Some people call this “mind mapping”, but it’s essentially a technique based on elaborating upon an idea with improvements or sub-ideas that aim to take the original concept and elevate it.
Based on improv comedy’s golden rule of saying “yes, and” to any development in the skit, the idea here is to avoid hitting a creative dead-end by accepting all changes and simply organically moving from one suggestion to the next. Rather stopping at an idea that isn’t perfect. If there’s something wrong with a suggestion, take your opportunity to amend or workshop it. Evolve the idea. Improve it.
3. Don’t Get Stuck & Be Fast
Another important technique in brainstorming is forced succinctness. When emphasizing that everyone gets a shot at improving an idea or coming up with their suggestion, it’s important not to find yourself spending an inordinate amount of time on a single person’s vision.
There’s no doubt that some ideas are better fleshed out than others, but encourage everyone to provide an attractive “elevator pitch” of their idea rather than present an entire plan off the bat.
Require team members to come up with ways to explain the most useful or engaging parts of their idea. And when it’s circled back to at another stage in the planning process, they can find ways to extrapolate on it. And take in suggestions to improve it further.
4. Get Visual
Visualization is an important technique in brainstorming to get certain ideas across to others in a quick and fast fashion. A picture can be a thousand words (or more). And it doesn’t need to be objectively well-done or have any sort of artistic merit to serve its purpose.
When relying on visualization, encourage team members to either prepare visual aids for their brainstorming ideas or simply sketch certain parts and processes of their ideas on a paper or whiteboard. This technique further elaborates on the idea that speed is important in brainstorming. By cutting down on unnecessary explanation where a visual medium can help provide a much clearer picture.
5. Include Everyone
There are two great techniques for involving everyone in the brainstorming session. The first is a basic round-robin, giving everyone a set amount of time to present their idea, as discussed previously. The other is the stepladder technique, which manages how team members get involved in decision making and are ideal for smaller groups.

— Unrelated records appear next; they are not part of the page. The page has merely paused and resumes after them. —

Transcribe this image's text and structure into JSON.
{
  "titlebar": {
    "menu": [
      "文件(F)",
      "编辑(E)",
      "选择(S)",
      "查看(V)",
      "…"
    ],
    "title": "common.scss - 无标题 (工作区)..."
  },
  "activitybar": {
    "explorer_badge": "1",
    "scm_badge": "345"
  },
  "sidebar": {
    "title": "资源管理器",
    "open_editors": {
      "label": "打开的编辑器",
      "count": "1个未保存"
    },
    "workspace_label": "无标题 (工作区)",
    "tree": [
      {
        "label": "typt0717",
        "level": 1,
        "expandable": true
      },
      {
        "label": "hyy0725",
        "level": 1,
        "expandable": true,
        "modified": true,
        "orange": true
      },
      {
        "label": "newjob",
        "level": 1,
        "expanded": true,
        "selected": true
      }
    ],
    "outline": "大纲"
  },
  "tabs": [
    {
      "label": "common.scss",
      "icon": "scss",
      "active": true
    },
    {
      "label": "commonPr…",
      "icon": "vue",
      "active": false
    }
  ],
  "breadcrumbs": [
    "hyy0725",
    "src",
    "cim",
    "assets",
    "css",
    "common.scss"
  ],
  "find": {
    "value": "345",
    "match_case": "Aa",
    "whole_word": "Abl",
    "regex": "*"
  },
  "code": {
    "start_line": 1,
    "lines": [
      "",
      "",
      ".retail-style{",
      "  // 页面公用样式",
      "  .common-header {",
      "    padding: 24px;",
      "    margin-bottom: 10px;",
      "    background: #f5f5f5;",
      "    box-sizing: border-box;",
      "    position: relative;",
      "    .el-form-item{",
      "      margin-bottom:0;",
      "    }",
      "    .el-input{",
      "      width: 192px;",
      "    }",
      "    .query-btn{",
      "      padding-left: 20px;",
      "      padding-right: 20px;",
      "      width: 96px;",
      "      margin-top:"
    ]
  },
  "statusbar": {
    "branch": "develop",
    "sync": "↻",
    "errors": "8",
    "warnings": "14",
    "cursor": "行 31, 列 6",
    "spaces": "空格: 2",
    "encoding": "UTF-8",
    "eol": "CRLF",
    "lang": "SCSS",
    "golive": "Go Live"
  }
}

The stepladder technique relies on a core of creative powerhouses (usually just two people) discussing ideas in a room together while the rest of the team brainstorms on their own. A third member is brought into the room to present their idea first, and then they hear about what has already been addressed, and how their idea might contribute. Then a fourth member enters, presenting their idea, listening to what’s been talked about, and so on.
For teams of twenty or more, this type of brainstorming is relatively unrealistic, and can easily take all day. But smaller creative teams can benefit greatly from this technique. It forces the ever-growing group to listen to a person’s ideas without them having been influenced by what’s already been discussed and deliberated (i.e. groupthink).
6. Brainstorming Online
Learning to brainstorm over the internet is especially important for businesses working remotely from home. In addition to out of coworking spaces, and other workspaces.
Any of the techniques above can be adapted into virtual brainstorming via an array of digital tools. This includes teleconferencing software and collaborative editing software, but it still takes a little practice to get used to brainstorming outside of physical space. You can let team members join the call one-by-one to simulate a stepladder decision-making process. Or give everyone a few minutes to present their ideas round-robin style and use a variety of software to aid in explaining and presenting your ideas and suggestions.
Brainstorming doesn’t need to be difficult or frustrating. It can be extremely fruitful with a little bit of cooperation and a focus on the core tenets of swift, expedient presentation and improvisation. Avoid getting hung up on the details, and move from idea to idea, taking notes as you go along.